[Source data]
************
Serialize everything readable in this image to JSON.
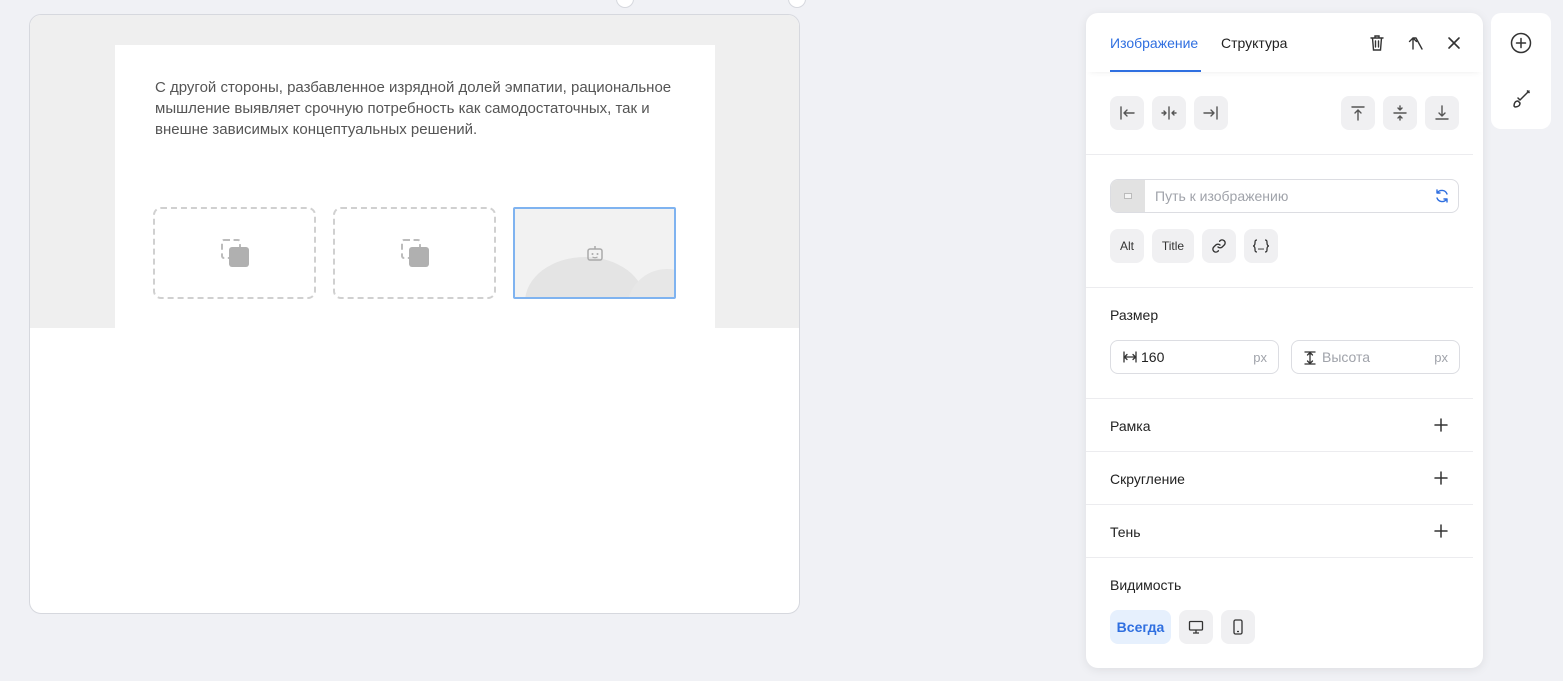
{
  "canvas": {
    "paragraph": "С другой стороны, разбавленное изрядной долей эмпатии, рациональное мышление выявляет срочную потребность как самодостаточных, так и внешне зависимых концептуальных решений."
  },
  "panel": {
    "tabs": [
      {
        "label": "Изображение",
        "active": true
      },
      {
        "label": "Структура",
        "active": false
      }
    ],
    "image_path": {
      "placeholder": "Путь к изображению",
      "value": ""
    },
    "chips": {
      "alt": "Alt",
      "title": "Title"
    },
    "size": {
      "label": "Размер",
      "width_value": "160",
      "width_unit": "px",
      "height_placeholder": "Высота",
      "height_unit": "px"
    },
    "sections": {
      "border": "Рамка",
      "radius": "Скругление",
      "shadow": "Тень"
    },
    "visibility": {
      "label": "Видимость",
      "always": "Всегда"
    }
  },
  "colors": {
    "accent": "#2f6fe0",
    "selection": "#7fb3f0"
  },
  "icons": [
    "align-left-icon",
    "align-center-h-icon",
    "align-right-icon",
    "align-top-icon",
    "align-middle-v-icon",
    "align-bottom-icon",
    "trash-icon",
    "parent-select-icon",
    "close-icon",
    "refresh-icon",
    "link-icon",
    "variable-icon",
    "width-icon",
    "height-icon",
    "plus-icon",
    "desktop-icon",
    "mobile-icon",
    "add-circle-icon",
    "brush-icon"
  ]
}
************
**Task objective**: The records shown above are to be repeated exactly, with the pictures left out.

**Result of the task**:
Serialize everything readable in this image to JSON.
{
  "canvas": {
    "paragraph": "С другой стороны, разбавленное изрядной долей эмпатии, рациональное мышление выявляет срочную потребность как самодостаточных, так и внешне зависимых концептуальных решений."
  },
  "panel": {
    "tabs": [
      {
        "label": "Изображение",
        "active": true
      },
      {
        "label": "Структура",
        "active": false
      }
    ],
    "image_path": {
      "placeholder": "Путь к изображению",
      "value": ""
    },
    "chips": {
      "alt": "Alt",
      "title": "Title"
    },
    "size": {
      "label": "Размер",
      "width_value": "160",
      "width_unit": "px",
      "height_placeholder": "Высота",
      "height_unit": "px"
    },
    "sections": {
      "border": "Рамка",
      "radius": "Скругление",
      "shadow": "Тень"
    },
    "visibility": {
      "label": "Видимость",
      "always": "Всегда"
    }
  },
  "colors": {
    "accent": "#2f6fe0",
    "selection": "#7fb3f0"
  },
  "icons": [
    "align-left-icon",
    "align-center-h-icon",
    "align-right-icon",
    "align-top-icon",
    "align-middle-v-icon",
    "align-bottom-icon",
    "trash-icon",
    "parent-select-icon",
    "close-icon",
    "refresh-icon",
    "link-icon",
    "variable-icon",
    "width-icon",
    "height-icon",
    "plus-icon",
    "desktop-icon",
    "mobile-icon",
    "add-circle-icon",
    "brush-icon"
  ]
}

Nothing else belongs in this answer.